> PROBLEM DETAILS
How many lines of the records hold the string "White"? Reply with the number alone.
○ ○ ○ ○
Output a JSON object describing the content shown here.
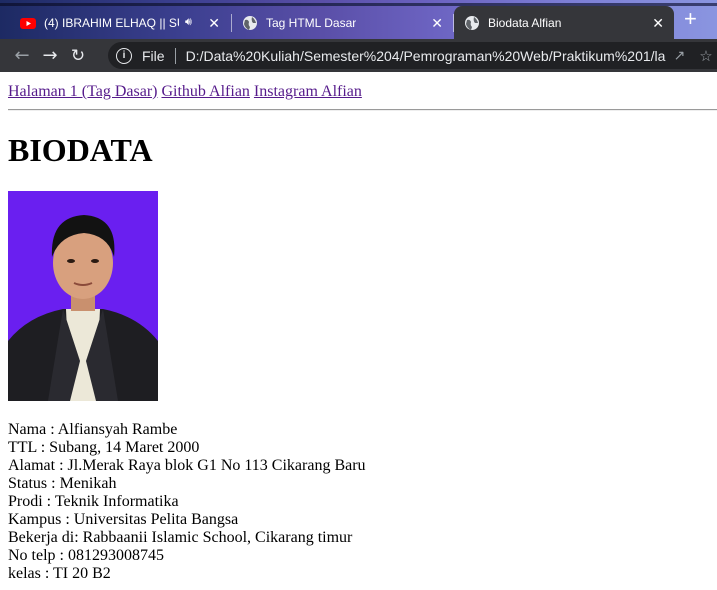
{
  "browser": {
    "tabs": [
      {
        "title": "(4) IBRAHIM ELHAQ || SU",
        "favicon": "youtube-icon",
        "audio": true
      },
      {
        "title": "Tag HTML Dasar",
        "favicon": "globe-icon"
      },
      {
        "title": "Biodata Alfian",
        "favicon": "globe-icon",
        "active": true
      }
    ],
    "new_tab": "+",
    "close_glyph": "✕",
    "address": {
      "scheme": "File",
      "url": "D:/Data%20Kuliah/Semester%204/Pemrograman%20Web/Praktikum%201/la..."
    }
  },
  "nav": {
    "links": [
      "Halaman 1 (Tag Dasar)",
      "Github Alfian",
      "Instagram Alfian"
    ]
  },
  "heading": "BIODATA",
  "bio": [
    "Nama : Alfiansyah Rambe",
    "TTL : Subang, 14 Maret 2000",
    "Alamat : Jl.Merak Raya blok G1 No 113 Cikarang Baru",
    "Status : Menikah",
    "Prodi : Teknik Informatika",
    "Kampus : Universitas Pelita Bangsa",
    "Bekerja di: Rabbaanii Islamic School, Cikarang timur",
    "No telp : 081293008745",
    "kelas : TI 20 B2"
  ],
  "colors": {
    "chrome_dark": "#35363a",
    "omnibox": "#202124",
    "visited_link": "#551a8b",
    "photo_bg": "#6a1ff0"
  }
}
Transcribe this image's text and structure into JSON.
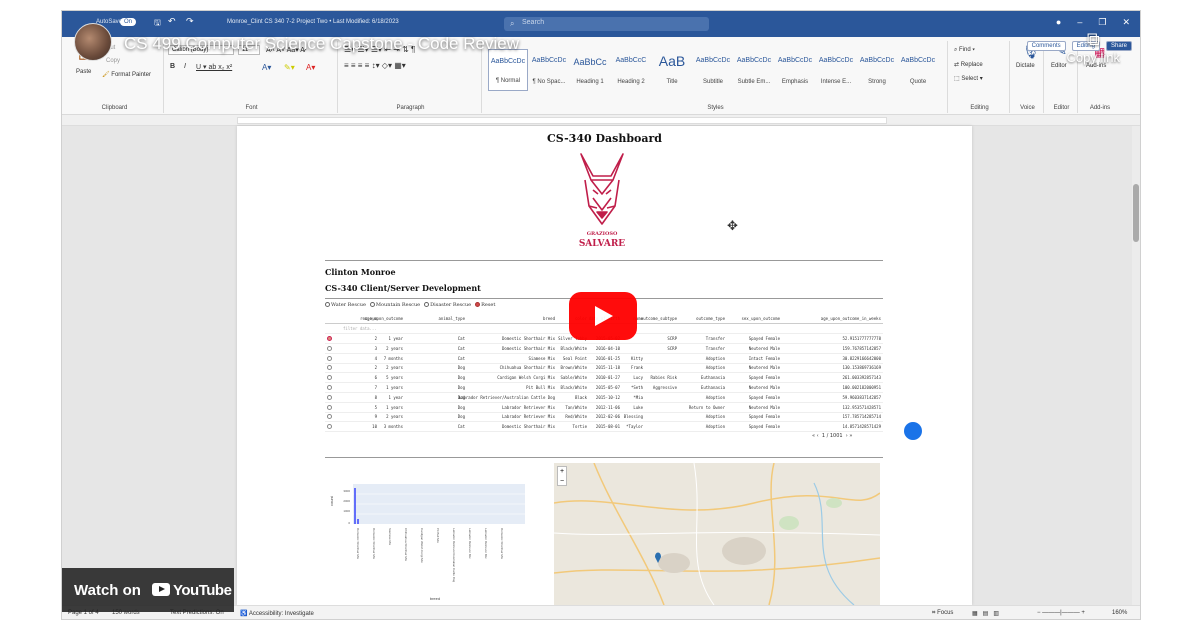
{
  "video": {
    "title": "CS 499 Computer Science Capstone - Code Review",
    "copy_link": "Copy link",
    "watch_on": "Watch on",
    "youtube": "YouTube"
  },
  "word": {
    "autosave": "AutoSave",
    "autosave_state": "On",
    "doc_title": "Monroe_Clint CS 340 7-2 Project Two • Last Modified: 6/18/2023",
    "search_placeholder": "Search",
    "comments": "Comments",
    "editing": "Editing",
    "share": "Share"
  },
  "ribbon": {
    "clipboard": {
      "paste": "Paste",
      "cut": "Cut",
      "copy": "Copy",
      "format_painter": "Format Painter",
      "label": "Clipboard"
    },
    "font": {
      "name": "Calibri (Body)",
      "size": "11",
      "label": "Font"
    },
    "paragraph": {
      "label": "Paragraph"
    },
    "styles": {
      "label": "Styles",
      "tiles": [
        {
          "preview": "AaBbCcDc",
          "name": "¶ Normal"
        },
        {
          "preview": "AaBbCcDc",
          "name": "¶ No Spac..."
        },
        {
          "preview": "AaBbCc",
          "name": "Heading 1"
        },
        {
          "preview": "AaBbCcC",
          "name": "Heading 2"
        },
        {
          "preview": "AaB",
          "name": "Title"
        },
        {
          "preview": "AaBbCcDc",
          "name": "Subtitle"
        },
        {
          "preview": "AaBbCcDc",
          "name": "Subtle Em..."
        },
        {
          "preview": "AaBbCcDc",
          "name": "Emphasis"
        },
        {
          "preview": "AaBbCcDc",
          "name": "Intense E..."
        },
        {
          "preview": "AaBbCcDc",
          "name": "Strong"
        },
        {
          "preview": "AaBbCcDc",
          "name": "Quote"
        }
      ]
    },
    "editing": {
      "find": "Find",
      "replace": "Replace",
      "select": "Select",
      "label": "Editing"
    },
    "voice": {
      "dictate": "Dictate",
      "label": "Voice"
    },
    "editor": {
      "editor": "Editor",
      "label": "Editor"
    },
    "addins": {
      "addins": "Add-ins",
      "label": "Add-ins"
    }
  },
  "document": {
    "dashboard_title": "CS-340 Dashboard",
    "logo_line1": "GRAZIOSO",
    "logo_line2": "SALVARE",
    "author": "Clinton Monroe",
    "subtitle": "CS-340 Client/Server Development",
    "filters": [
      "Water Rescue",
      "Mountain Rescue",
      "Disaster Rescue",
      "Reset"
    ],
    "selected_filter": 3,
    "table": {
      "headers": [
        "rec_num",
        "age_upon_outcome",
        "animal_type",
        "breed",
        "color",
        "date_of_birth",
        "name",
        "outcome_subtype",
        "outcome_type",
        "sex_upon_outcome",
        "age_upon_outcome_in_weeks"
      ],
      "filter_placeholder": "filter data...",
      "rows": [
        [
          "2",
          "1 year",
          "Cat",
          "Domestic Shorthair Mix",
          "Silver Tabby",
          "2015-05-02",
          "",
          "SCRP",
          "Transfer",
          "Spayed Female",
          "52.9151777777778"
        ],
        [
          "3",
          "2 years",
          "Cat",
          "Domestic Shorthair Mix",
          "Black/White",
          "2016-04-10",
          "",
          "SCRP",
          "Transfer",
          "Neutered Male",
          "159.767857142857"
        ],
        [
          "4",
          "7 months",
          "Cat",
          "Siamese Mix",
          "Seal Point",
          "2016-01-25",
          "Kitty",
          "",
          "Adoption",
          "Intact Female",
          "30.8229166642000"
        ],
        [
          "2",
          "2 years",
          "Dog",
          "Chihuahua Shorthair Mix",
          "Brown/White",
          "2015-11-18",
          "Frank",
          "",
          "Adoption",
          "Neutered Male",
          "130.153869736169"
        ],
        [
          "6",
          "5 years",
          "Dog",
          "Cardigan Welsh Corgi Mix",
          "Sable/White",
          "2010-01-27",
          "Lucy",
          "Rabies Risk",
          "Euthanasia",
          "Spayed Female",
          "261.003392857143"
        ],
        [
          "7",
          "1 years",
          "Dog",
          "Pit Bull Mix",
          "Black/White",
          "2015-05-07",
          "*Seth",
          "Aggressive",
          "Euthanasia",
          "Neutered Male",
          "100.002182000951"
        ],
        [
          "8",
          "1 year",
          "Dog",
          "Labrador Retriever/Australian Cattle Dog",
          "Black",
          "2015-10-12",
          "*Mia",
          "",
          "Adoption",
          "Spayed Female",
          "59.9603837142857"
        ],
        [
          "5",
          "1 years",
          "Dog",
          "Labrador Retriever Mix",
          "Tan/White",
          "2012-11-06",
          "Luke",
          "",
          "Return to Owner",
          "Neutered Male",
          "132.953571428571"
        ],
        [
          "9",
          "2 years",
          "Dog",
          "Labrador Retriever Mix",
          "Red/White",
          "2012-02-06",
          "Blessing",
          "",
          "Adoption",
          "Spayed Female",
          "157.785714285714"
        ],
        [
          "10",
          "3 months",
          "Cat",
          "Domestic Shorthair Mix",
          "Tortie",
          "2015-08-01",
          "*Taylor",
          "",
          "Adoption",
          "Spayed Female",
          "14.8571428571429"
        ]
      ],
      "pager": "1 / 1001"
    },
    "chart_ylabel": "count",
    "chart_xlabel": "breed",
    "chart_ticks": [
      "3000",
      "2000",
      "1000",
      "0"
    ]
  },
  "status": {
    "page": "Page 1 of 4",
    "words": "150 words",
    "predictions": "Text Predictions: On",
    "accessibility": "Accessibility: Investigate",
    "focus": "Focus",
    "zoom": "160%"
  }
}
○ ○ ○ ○
> SOLUTION TO THIS PROBLEM
6